I also went to visit a public hospital as part of my regular university course at Universidad Carlos III, called “Anatomy and Physiology.” Together with my other classmates, we were in this other hospital for four hours and we spent time with  a doctor who was an adolescent psychiatric expert. This hospital was near the Retiro park and it was very different from my internship site. Kendal Hagan Madrid 1The public hospital infrastructure seemed much older, darker and not nearly as clean and beautiful as the private hospital where I do my internship. The differences between the two hospitals were a little sad but it is possible that the differences were only because the public hospital does not have enough money. In the United States, it seems to me that hospitals also have a very difficult time to raise money, especially heads of hospitals need to have new technologies at their work site so they can convince people to donate money. I still have two more months to go in my hospital internship and here in Madrid, so I hope to reflect and learn a lot more. I have already met a lot of people in the process. Kendall Hagan Madrid

           

 

    

 

 

10/12/2013

The Incredible Blip: Work and Play

By:  J. Marquis, University of California - Berkeley

Blip was incredible! I have always been interested in working outside of the U.S. and was eager to see what the workplace is like in other countries.

ZZ Blip Visit 1

Visiting Blip was an extremely valuable experience. It is one of the fastest growing engineering companies in the Iberian peninsula. Their main area of work is web-based programming for various global firms. The headquarters is based in London but they operate in different countries. We met with Sofia Reis, Head of Operations at the Blip office. She explained how the company is quite unorthodox in its work approach and try innovative new ways to do business and engineering.

Their goal is to be the best place to work and, in my opinion, they achieved it. The workplace was very reminiscent of a bay area tech start up company with some added European perks (such as a free kitchen and free food).  My favorite part about the company was the atmosphere there. It was all open space. No walls or closed offices.

ZZ Blip 3

Also, it was very group based and inclusive. Everyone was interested in others work and successes.
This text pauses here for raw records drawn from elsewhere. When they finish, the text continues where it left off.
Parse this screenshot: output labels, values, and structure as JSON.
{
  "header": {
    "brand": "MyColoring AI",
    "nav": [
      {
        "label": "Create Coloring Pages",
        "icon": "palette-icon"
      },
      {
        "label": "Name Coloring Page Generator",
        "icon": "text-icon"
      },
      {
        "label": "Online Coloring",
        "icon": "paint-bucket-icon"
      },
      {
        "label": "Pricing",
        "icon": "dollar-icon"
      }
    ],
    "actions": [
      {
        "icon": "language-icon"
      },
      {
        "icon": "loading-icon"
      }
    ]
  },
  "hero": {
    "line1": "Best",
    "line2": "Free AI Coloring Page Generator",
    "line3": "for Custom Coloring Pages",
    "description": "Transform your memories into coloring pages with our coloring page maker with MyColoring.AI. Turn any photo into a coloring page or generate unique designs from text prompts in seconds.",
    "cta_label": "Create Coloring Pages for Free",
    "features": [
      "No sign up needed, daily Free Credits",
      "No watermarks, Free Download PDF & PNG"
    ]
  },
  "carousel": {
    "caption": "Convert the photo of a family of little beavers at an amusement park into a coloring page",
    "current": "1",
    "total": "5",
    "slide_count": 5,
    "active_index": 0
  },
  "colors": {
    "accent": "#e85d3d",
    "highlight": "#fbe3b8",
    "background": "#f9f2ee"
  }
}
It was very typical there for everyone to start clapping and shouting when someone accomplished something. All of the project groups were themed and some people even had costumes (such as a big Mexican sombrero) in their work corner. The Blip rep explained that staff members can write down ideas on big boards plastered on the various walls so that the whole department can look and share ideas about a problem or an issue an employee is working on.

ZZ Blip 2

During the company visit our group also learned how Blip employees are expected to determine their own work schedule and how they can decide on their own when they want to take a break. Many employees often take a short break from their workstation so that they are able to think through a programming problem on their own or with other people in the office. There is a music room, a video screen, a kitchen with free delicacies, etc. where staff can go and “brain storm.” This goes into contrast with some of the local labor laws where a company has to record and register when employees take an official break and what time is dedicated to work. Rather than following a strict labor code, this company is very flexible and open-minded about work habits.

ZZ Blip Coach
One unusual part of the visit was seeing the non-traditional conference room that fits up to six employees. Rather than sitting around a desk in a room, staff have the option to sit in a stage coach (from a Western film!). The idea is to make employees “go back in time” and transport themselves back to the old West of the U.S.. In this stage coach they can start to imagine how people would have resolved a problem while exploring new frontiers. The stage coach is meant to push employees to be more creative and think through problems in a relaxed, unusual atmosphere. 

All in all, it seemed like a company that actually cared about its employees and their happy work fulfillment and in return they seemed to really appreciate that.

I would love to work at a place similar to Blip.